Save the Children and GSK have been global partners since 2013 and have worked together in the U.S. since 2015. Together, our two organizations are helping children, with GSK providing corporate and employee donations to directly aid children. Angie is a GlaxoSmithKline (GSK) employee who, as part of a partnership between Save the Children and GSK, was recently deployed to Las Cruces, New Mexico where Save the Children is running child-friendly spaces in transit shelters for children and families released by U.S. Customs & Border Patrol. Here is her story.
The Beauty of a Community Coming Together at the Border
Written by Angie, GSK
In early August, I was incredibly honored to have been selected for 6-month program that would allow me to take a leave of absence from my full-time job at GSK and work with Save the Children. My specific placement with Save the Children is with the DC-based U.S. Domestic Emergencies team.
This group is responsible for managing and implementing Save the Children’s emergency responses – simply put, the team deploys into communities so that families and caregivers can meet the unique needs of affected children. My assignment is to identify and improve the operational efficiencies of the current model so that teams of people can deploy within 24-72 hours after an emergency strikes. Additionally, I also deploy with the team to emergency response sites. Just three short days into my assignment, I was asked to do just that and support Save the Children’s efforts at the U.S.-Mexico border. Of course, my answer was yes.
To be honest, I had no idea what I was getting into, but knew that help was needed. On July 19, I landed in El Paso and headed out to Las Cruces to meet a team of incredibly dedicated Save the Children staff and volunteers. Thus began my work at the southern border.
The most common question from my family and friends is, “How are things at the border?” We see things in the media, and the purpose of this story is to give you my answer. Yes, there are stories and things I have seen that will leave a lasting impression and take some time to process and understand. Then there are the stories that we should all hear and embrace.
The Save the Children crew on the ground is the epitome of what working with a team should be. They received me with open arms and got me quickly up to speed. We would brief and debrief at the beginning and end of each day and ensured we looked after each other’s health, security and well-being. Some of my best memories of deployment were cooking dinner for the team and chatting about our lives and everything in between, or travelling to a destination playing trivia and discovering new songs to listen to. We laughed and helped each other out on our tough days by simply listening to each other.
We had many tasks, but the most important was to set up child-friendly play spaces in two shelter locations for children of families transiting onto their next destination after clearing detention. We did this every day and welcomed kids and parents open arms. The thing is, based on my time in New Mexico, our work is a brief moment in someone else’s story. A child’s story. A child’s life. The children come into our child-friendly spaces and in the matter of a few seconds, they feel safe. They feel like they are children again. They just want to play and be kids. We created gardens, undersea magical kingdoms, and made it snow in the heat of a New Mexico summer using our imagination and some art supplies. We played soccer, football and endless games of Jenga. Every day, I saw new faces and smiles, and heard the laughter of children who had faced harrowing journeys. Despite different languages, we found a way to communicate, and more importantly, connect.
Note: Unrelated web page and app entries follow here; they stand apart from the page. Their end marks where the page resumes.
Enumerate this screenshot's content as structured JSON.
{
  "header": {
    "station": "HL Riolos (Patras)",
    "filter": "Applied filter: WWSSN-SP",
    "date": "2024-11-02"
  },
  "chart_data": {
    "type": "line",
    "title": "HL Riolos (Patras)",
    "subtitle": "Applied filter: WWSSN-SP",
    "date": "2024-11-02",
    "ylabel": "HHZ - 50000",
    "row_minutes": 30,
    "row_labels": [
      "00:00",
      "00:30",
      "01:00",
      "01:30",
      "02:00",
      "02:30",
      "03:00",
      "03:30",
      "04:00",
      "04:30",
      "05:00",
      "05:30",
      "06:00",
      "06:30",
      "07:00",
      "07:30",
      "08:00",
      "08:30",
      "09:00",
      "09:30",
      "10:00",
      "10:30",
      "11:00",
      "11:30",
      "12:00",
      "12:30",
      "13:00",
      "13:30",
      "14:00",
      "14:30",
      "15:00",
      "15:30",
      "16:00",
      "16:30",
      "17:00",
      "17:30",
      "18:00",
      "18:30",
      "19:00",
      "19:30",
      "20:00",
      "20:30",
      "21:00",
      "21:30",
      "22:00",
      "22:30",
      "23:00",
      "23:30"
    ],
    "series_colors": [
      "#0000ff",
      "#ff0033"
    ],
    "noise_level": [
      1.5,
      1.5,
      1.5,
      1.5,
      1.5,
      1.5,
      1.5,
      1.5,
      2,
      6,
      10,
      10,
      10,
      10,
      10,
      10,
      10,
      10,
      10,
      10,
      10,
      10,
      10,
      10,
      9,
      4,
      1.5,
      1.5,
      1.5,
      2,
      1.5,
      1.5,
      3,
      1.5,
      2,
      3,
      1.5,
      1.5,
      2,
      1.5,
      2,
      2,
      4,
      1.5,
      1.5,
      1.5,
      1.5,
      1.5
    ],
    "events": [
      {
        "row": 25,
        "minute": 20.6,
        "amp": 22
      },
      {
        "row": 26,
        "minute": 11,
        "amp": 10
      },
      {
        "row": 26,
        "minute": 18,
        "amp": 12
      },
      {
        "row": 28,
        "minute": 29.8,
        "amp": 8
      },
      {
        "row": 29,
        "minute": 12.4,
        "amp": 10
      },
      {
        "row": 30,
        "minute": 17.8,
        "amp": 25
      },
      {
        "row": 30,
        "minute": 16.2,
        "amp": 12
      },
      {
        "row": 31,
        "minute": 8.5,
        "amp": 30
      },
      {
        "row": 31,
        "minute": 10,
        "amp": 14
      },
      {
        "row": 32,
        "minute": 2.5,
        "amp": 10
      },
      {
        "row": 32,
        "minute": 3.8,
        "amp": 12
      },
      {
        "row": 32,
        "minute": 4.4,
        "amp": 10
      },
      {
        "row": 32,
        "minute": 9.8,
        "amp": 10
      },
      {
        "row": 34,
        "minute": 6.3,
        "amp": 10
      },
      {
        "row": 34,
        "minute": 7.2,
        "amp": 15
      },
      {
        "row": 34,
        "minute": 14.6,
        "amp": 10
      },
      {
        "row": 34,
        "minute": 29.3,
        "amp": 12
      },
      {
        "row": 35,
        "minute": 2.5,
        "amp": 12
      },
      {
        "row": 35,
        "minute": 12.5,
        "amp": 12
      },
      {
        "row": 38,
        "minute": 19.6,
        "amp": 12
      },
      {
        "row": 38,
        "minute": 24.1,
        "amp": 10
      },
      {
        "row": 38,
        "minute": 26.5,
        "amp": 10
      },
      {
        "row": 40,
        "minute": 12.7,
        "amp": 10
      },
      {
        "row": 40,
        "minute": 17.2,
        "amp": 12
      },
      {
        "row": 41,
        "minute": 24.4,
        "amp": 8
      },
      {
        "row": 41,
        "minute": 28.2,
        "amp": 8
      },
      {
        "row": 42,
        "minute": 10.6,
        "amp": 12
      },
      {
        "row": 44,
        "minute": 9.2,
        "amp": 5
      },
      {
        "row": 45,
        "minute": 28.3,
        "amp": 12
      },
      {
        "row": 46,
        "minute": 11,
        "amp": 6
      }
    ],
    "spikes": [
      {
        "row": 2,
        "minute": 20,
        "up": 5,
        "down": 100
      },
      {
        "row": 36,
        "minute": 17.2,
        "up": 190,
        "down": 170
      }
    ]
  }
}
I met a mom and her daughter who traveled for days with little or no food to get to the border. Upon reaching our space, the mom finally got to breathe and relax with her 2-year-old daughter. This beautiful mama sat in a rocking chair with a blissful smile on her face, while I played with her precocious daughter. She smiled, knowing she was about to give birth to her second child. She smiled, despite being separated from her husband and not knowing when she might see him again. She smiled, moving into an uncertain future with a relative she had not seen in 6 years.
I met another family who were waiting at the transit shelter for another family member to pick them up. That family member dropped everything and hopped into a car to drive 15 hours to pick up his sister and nephew. While they were waiting, the son very sweetly took care of his mom and all of the little ones around him. He played games, read to kids and colored. There was a kindness and curiosity about him that was infectious. We spent the latter part of the day looking at a map so he could understand where he came from and where he was heading. His curiosity shone brightly and by the end of the afternoon, a large group of us were standing around the map telling our stories. There were at least four different languages among us and yet we all understood.
After three weeks in the field, I now have an answer for those who ask about what’s happening at the border. I have met people with the courage, vulnerability and compassion to place humanity and common decency at the core of everything they do. I have seen the beauty of a community coming together to help people and children know that all is not lost and to inspire them to keep moving on their journey. I have seen the brilliant smiles of parents and children and heard their laughter. The work that team is undertaking at the border is quite possibly the first positive interaction some of these kids have had while heading towards their new homes. And yes, a brief moment in their lives, but hopefully a lasting memory that kindness, empathy and compassion can triumph over adversity.
So please remember these stories – these are the stories that matter.